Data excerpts
┄┄┄┄┄┄┄┄┄┄
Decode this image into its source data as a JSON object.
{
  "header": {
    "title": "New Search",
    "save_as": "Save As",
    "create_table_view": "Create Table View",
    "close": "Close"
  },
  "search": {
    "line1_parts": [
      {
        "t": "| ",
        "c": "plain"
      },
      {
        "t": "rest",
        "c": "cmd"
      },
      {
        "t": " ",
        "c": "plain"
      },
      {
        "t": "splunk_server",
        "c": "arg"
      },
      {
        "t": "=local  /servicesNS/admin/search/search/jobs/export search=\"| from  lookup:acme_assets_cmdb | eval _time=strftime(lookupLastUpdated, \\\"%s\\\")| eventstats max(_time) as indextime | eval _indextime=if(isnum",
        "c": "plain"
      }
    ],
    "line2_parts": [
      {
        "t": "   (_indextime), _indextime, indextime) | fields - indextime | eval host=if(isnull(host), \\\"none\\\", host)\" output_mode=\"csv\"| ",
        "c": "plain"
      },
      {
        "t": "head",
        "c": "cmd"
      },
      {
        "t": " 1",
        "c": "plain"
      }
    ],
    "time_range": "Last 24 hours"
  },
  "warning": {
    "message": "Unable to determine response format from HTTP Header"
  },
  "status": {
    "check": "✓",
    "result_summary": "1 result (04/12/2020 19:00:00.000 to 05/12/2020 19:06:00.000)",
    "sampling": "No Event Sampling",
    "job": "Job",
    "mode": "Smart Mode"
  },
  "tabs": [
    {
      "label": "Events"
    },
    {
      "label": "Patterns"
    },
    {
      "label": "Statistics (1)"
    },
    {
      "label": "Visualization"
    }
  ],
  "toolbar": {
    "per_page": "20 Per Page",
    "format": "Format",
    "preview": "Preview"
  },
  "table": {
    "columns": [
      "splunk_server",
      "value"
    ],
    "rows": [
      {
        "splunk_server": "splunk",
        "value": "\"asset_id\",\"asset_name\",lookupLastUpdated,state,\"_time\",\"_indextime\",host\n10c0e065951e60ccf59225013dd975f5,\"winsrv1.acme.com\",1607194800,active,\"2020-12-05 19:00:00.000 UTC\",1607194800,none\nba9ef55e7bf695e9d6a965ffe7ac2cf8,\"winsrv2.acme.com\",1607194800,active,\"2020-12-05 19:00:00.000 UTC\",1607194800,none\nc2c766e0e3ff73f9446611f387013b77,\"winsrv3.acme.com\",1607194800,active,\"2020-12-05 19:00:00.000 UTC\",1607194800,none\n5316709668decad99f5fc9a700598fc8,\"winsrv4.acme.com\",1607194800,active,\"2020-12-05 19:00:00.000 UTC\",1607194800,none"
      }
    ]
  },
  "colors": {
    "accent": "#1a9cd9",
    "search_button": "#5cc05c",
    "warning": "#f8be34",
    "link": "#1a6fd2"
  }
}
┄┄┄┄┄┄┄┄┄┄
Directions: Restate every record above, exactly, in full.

Answer to the exercise:
Decode this image into its source data as a JSON object.
{
  "header": {
    "title": "New Search",
    "save_as": "Save As",
    "create_table_view": "Create Table View",
    "close": "Close"
  },
  "search": {
    "line1_parts": [
      {
        "t": "| ",
        "c": "plain"
      },
      {
        "t": "rest",
        "c": "cmd"
      },
      {
        "t": " ",
        "c": "plain"
      },
      {
        "t": "splunk_server",
        "c": "arg"
      },
      {
        "t": "=local  /servicesNS/admin/search/search/jobs/export search=\"| from  lookup:acme_assets_cmdb | eval _time=strftime(lookupLastUpdated, \\\"%s\\\")| eventstats max(_time) as indextime | eval _indextime=if(isnum",
        "c": "plain"
      }
    ],
    "line2_parts": [
      {
        "t": "   (_indextime), _indextime, indextime) | fields - indextime | eval host=if(isnull(host), \\\"none\\\", host)\" output_mode=\"csv\"| ",
        "c": "plain"
      },
      {
        "t": "head",
        "c": "cmd"
      },
      {
        "t": " 1",
        "c": "plain"
      }
    ],
    "time_range": "Last 24 hours"
  },
  "warning": {
    "message": "Unable to determine response format from HTTP Header"
  },
  "status": {
    "check": "✓",
    "result_summary": "1 result (04/12/2020 19:00:00.000 to 05/12/2020 19:06:00.000)",
    "sampling": "No Event Sampling",
    "job": "Job",
    "mode": "Smart Mode"
  },
  "tabs": [
    {
      "label": "Events"
    },
    {
      "label": "Patterns"
    },
    {
      "label": "Statistics (1)"
    },
    {
      "label": "Visualization"
    }
  ],
  "toolbar": {
    "per_page": "20 Per Page",
    "format": "Format",
    "preview": "Preview"
  },
  "table": {
    "columns": [
      "splunk_server",
      "value"
    ],
    "rows": [
      {
        "splunk_server": "splunk",
        "value": "\"asset_id\",\"asset_name\",lookupLastUpdated,state,\"_time\",\"_indextime\",host\n10c0e065951e60ccf59225013dd975f5,\"winsrv1.acme.com\",1607194800,active,\"2020-12-05 19:00:00.000 UTC\",1607194800,none\nba9ef55e7bf695e9d6a965ffe7ac2cf8,\"winsrv2.acme.com\",1607194800,active,\"2020-12-05 19:00:00.000 UTC\",1607194800,none\nc2c766e0e3ff73f9446611f387013b77,\"winsrv3.acme.com\",1607194800,active,\"2020-12-05 19:00:00.000 UTC\",1607194800,none\n5316709668decad99f5fc9a700598fc8,\"winsrv4.acme.com\",1607194800,active,\"2020-12-05 19:00:00.000 UTC\",1607194800,none"
      }
    ]
  },
  "colors": {
    "accent": "#1a9cd9",
    "search_button": "#5cc05c",
    "warning": "#f8be34",
    "link": "#1a6fd2"
  }
}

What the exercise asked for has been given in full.